Many were wearing green, the colour of Mousavi's campaign, but Al Jazeera's Alireza Ronaghi, reporting from Tehran, said he had spotted a new trend in their outfits. 

"I saw that it was becoming a prevalent trend to wear black ribbons as well, which is a sign of mourning in Iran, a sign of sympathy for the victims who have died in protests the days before," he said. 

Media crackdown

Political protesters apart, a dozen Iranian journalists and bloggers have been arrested in the aftermath of the contested presidential election, according to Reporters Without Borders.

The government has put restrictions on foreign media coverage in Iran after the election, and authorities accused some foreign media of being the "mouthpiece of rioters".

In depth



 Video: Iran steps up net censorship
 Video: Iranians go online to evade curbs
 Video: The struggle for power
 Video: Rival protests continue in Iran
 Video: One dead at Iran rally
 Video: Iranians rally in Europe
 Video: Poll result triggers Tehran protests

 
Iran curbs media after poll result
 Mousavi sees election hopes dashed
 Iran writer on poll result
 Mousavi's letter to the people
 Iran poll result 'harms US hopes'
 West concerned by Iran fraud claims
 What next for Iran?
 The Iranian political system
 Inside Story: Iran's political future

 Your media: submit your clips of the protests to Al Jazeera 

"Some countries, in an uncalculated, hasty and rude reaction towards the illegal gatherings, have supported them contrary to democratic principles and regulations and have become the mouthpiece of the rioters' movement", the foreign ministry said in a statement on Wednesday.  

Several internet sites such as Facebook, Twitter and YouTube have been blocked and the Revolutionary Guard, an elite military force, warned the country's online media users they will face legal action if their uploads "creates tensions".

Al Jazeera's correspondent said the move against websites and blogging by the Guard was beyond their remit.

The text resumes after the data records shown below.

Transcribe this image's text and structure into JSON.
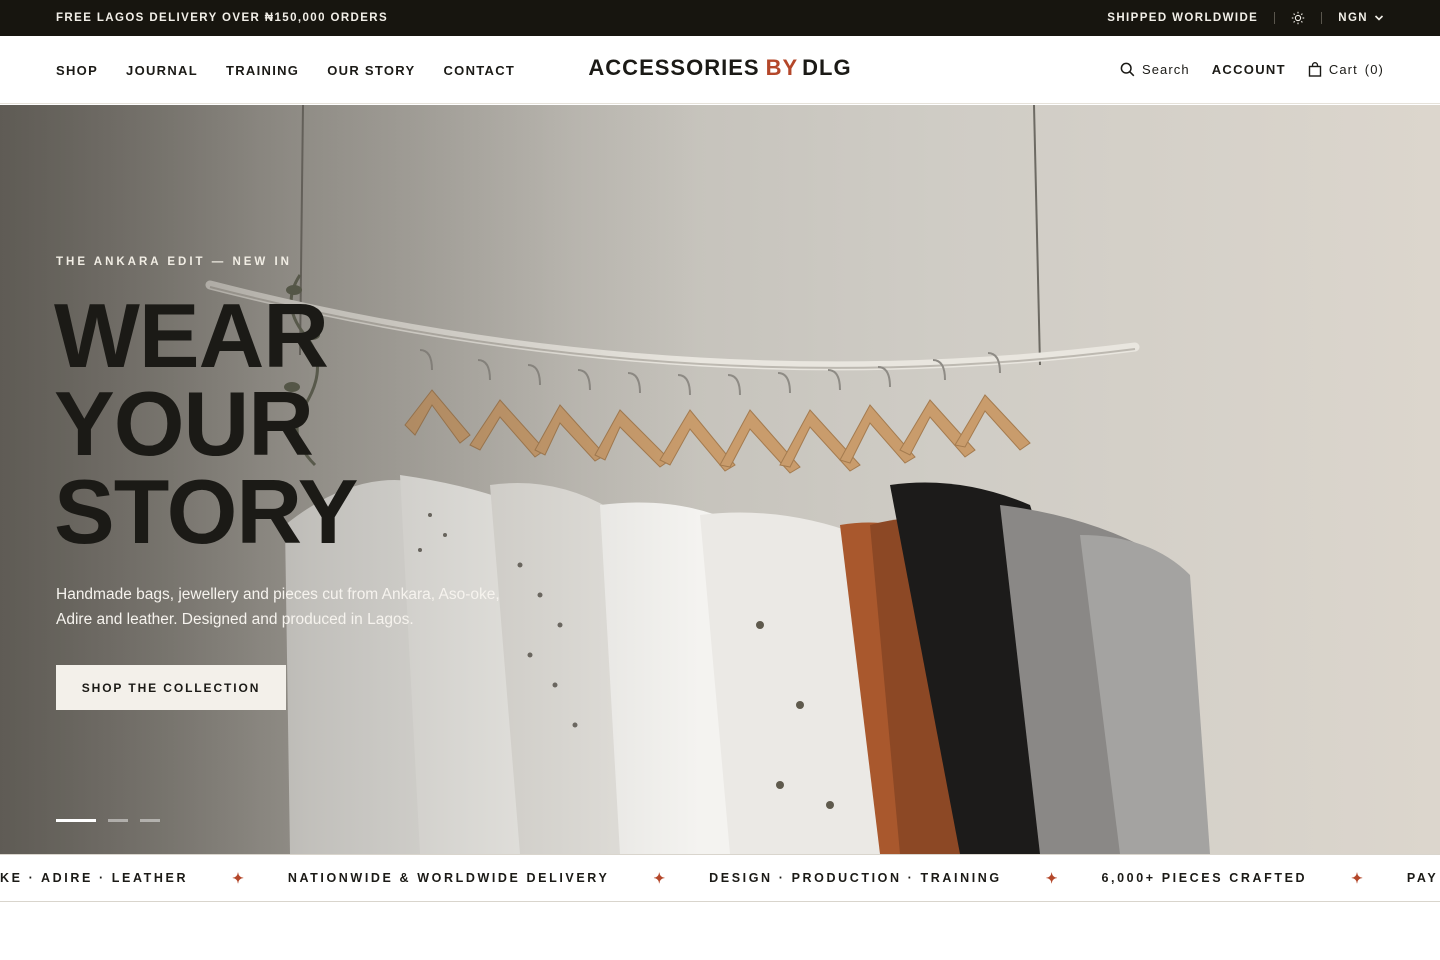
{
  "announcement": {
    "left_text": "FREE LAGOS DELIVERY OVER ₦150,000 ORDERS",
    "shipping_text": "SHIPPED WORLDWIDE",
    "theme_icon": "sun-icon",
    "currency": "NGN"
  },
  "header": {
    "nav": [
      "SHOP",
      "JOURNAL",
      "TRAINING",
      "OUR STORY",
      "CONTACT"
    ],
    "logo": {
      "part1": "ACCESSORIES",
      "part2": "BY",
      "part3": "DLG"
    },
    "search_label": "Search",
    "account_label": "ACCOUNT",
    "cart_label": "Cart",
    "cart_count": "(0)"
  },
  "hero": {
    "eyebrow": "THE ANKARA EDIT — NEW IN",
    "headline": [
      "WEAR",
      "YOUR",
      "STORY"
    ],
    "subtitle": "Handmade bags, jewellery and pieces cut from Ankara, Aso-oke, Adire and leather. Designed and produced in Lagos.",
    "cta_label": "SHOP THE COLLECTION",
    "slides_total": 3,
    "active_slide": 1
  },
  "ticker": {
    "items": [
      "KE · ADIRE · LEATHER",
      "NATIONWIDE & WORLDWIDE DELIVERY",
      "DESIGN · PRODUCTION · TRAINING",
      "6,000+ PIECES CRAFTED",
      "PAY IN YOUR CURRENC"
    ],
    "separator": "✦"
  },
  "colors": {
    "accent": "#b4472a",
    "dark": "#17150f",
    "cta_bg": "#f3f0ea"
  }
}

"Their move to crack down on websites and blogs is against their constitutional rights, but they see things spreading out of hand, so they feel it necessary to intervene at this point," Ronaghi said.

"It is obvious that the Revolutionary Guard does not see itself as a pure military organisation.

"They have been telling the media and activists that the Revolutionary Guard was founded as a political and military foundation of the Islamic Republic, so they see it as appropriate to enter politics whenever they deem fit."

Within the country, mobile phone text services have been down since the election

Violence on tape

Despite these measures, violent scenes of police beating Mousavi supporters taken on mobile phones have been broadcast on news bulletins across the world.

At least seven people have been killed in recent clashes between the authorities and the opposition movement, according to state media reports, while hundreds more are thought to have been injured.

Among those arrested by the authorities since the protests against the presidential election results began are several reformists.

Iranian police have badly beaten some protesters at the opposition rallies [AFP]

Hamid Reza Jalaipour, a sociologist, was arrested at his home on Wednesday morning, Issa Saharkhiz, a colleague, told the AFP news agency.

Saeed Laylaz, a political and economic analyst, was also arrested at his home by four officials, a family member said.

Jalaipour and Laylaz are also prominent journalists.

The Guardian Council, Iran's most senior legislative body, said it could order a partial vote recount, provided it finds irregularities.

The council ruled out annulling the disputed poll, the main demand of the opposition.

The foreign ministry summoned the Swiss ambassador, who represents US interests in Tehran, on Wednesday to protest at "interventionist" US statements on Iran's election.

President Barack Obama told CNBC there appeared to be little difference in policy between Ahmadinejad and Mousavi.

"Either way we are going to be dealing with an Iranian regime that has historically been hostile to the United States," he said.